The IMF now says the financing gap by the immediate need is US$15 billion. And that’s an estimate. And it will be the taxpayers in the end that will have to come up with this money to bail out Ukraine.

So if there is a default it means we won’t get our credits back. And if there is a restructure we will have a settlement that pushes the issue to the future. But either way its a lot of money.

If you can imagine what that will do to the government in Greece, that feels it should get some money, and generally to the countries in the south of Europe that don’t feel the big need to help Ukraine. So its not only a financial issue with money this big, its going to be a big political problem for the EU as well, either way.

Is it not in Russian President Vladimir Putin’s interest to prevent sovereign default in Ukraine?

Professor Stefan Hedlund:

Well, one might think so. But Mr Putin is trying to play both sides here. He wants to push Ukraine as close as possible to the edge, though I do not think he would like to see a default as that means Ukraine would owe money to Russia as well. The contracts they have for pre-payment on gas deliveries would then go down the drain as well.

My guess is that Putin is trying to push Ukraine as close to the edge as possible, hoping that the EU taxpayers will then step in and provide money that will then go into the Russian coffers. That seems to be his game.

Obviously games don’t always go the way you plan, but I think it’s going to go pretty much the way that Mr Putin wants.

Is Putin hoping to exploit this situation to sow discord within the European Union?

Professor Stefan Hedlund:

Mr Putin is playing a winning game here in two senses. One is that his ambition was never to occupy Ukraine militarily. His ambition was to demonstrate to the Ukrainians and the world that Ukraine is not a workable state, that it needs to have a deal with Russia if it is going to survive.

And that point has now been proven.

The other game he has been playing is ‘divide and conquer’ within the European Union, and that game is winning as well with propaganda television being set up in German language and with fissures opening up between various EU member states, the Kremlin is going to play very hard into those fissures - making sure that European Union also ends up in political crisis, where it is not capable of making decisions, perhaps even on its own austerity programmes.

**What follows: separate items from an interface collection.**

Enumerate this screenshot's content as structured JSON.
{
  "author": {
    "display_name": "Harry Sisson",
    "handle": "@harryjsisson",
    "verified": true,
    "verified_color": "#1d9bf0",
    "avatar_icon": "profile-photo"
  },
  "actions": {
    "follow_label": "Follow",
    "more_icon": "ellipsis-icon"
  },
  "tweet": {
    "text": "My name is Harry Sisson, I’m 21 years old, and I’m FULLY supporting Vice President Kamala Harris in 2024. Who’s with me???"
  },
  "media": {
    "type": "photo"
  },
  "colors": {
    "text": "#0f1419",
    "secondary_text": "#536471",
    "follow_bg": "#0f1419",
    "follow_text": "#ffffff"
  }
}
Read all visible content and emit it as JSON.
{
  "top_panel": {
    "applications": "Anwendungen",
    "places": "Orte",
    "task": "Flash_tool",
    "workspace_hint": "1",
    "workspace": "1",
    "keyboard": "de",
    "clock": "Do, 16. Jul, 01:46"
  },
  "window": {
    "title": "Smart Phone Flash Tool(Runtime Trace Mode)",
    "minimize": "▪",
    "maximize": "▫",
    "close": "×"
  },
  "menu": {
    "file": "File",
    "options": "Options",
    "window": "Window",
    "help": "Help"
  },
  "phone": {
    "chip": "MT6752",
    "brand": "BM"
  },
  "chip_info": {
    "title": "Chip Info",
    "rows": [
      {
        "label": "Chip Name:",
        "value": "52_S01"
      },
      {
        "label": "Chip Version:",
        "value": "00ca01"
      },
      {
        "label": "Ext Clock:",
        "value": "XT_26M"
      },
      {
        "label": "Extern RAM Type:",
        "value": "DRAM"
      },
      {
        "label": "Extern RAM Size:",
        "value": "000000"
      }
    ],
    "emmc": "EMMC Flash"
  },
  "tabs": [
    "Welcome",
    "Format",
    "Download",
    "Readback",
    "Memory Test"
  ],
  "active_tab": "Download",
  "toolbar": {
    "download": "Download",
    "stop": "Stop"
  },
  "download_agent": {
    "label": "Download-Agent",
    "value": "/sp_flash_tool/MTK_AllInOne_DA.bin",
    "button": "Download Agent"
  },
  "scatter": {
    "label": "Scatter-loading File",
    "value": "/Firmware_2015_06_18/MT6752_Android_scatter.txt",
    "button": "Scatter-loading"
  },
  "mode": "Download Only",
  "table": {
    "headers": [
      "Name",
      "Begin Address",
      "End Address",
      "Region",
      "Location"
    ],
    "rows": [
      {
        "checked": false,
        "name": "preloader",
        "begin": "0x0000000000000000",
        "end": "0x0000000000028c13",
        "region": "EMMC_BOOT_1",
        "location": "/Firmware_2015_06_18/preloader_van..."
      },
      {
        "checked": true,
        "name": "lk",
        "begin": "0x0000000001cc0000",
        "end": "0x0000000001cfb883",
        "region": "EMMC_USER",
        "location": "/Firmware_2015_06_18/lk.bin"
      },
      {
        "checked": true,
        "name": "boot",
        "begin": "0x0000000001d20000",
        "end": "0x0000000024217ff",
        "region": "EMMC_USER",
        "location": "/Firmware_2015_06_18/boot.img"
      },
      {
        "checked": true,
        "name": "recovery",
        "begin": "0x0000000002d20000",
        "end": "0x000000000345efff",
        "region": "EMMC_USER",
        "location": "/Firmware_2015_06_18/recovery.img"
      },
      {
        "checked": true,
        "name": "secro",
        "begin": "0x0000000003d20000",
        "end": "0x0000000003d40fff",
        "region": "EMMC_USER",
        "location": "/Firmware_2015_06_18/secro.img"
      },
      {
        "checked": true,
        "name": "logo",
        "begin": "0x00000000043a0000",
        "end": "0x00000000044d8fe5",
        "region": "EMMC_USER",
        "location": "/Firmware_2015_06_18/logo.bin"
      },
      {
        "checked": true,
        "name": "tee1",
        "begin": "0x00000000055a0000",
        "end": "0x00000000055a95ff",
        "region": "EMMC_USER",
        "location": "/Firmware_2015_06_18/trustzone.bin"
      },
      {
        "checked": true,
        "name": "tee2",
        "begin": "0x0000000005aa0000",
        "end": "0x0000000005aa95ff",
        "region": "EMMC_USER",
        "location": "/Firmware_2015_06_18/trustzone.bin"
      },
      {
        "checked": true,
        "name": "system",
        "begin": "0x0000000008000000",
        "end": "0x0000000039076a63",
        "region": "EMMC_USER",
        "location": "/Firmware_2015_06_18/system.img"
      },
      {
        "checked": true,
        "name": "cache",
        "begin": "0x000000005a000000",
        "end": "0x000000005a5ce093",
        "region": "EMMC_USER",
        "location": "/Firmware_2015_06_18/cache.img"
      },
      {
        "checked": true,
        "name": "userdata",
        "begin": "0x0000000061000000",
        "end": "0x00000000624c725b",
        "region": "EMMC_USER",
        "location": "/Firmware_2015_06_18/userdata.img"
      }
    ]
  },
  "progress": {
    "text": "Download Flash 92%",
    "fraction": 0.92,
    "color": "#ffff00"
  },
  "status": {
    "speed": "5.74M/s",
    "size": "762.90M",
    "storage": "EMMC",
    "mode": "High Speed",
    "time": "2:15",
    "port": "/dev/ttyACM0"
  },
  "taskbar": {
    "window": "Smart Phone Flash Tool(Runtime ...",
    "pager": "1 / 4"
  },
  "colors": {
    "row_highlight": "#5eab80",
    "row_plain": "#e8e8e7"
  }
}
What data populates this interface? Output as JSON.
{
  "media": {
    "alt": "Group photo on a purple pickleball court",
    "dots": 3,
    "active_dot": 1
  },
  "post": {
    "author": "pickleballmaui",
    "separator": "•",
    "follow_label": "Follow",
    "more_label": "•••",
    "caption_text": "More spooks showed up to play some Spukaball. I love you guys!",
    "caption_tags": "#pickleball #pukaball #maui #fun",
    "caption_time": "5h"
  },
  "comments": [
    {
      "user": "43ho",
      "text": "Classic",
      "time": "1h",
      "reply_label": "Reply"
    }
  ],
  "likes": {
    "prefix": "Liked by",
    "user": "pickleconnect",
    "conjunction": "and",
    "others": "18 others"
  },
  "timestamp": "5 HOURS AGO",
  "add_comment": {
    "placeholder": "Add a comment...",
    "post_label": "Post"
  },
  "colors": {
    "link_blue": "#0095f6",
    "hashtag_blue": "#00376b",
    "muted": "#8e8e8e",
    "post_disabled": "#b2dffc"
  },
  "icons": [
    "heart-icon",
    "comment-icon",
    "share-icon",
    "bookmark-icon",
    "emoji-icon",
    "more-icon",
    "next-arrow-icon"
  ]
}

The Kremlin is financing right-wing political parties within the European Union that then vote against sanctions against Russia.

So, Mr Putin is playing different games here, but they all point in the same direction – to prove that Ukraine cannot survive without Russia, and to prove that the EU is not a credible actor in this game.

Can sovereign default in Ukraine be prevented?

Professor Stefan Hedlund:

It could have been prevented a few months ago if Ukraine has made a serious effort to get its own house in order. The IMF has been very specific on what type of reforms need to be carried out, and there has not been a lot of things happening in Kiev.

So, you can make all kinds of excuses why the Ukrainian government has had many things to think about, and there is a lot of sympathy for Kiev. But that doesn’t remove the fact that the Ukrainian economy is not structurally sound enough to be able to make it on its own. And that is something that the EU and IMF should have known months ago.

And waking up at five-to-midnight is not to the credit of the analysts within the IMF and EU. They should have seen this coming. And the fact that they didn't now means there is panic, and panic is never helpful when you’re dealing with a big crisis.

(Photo credit: dpa)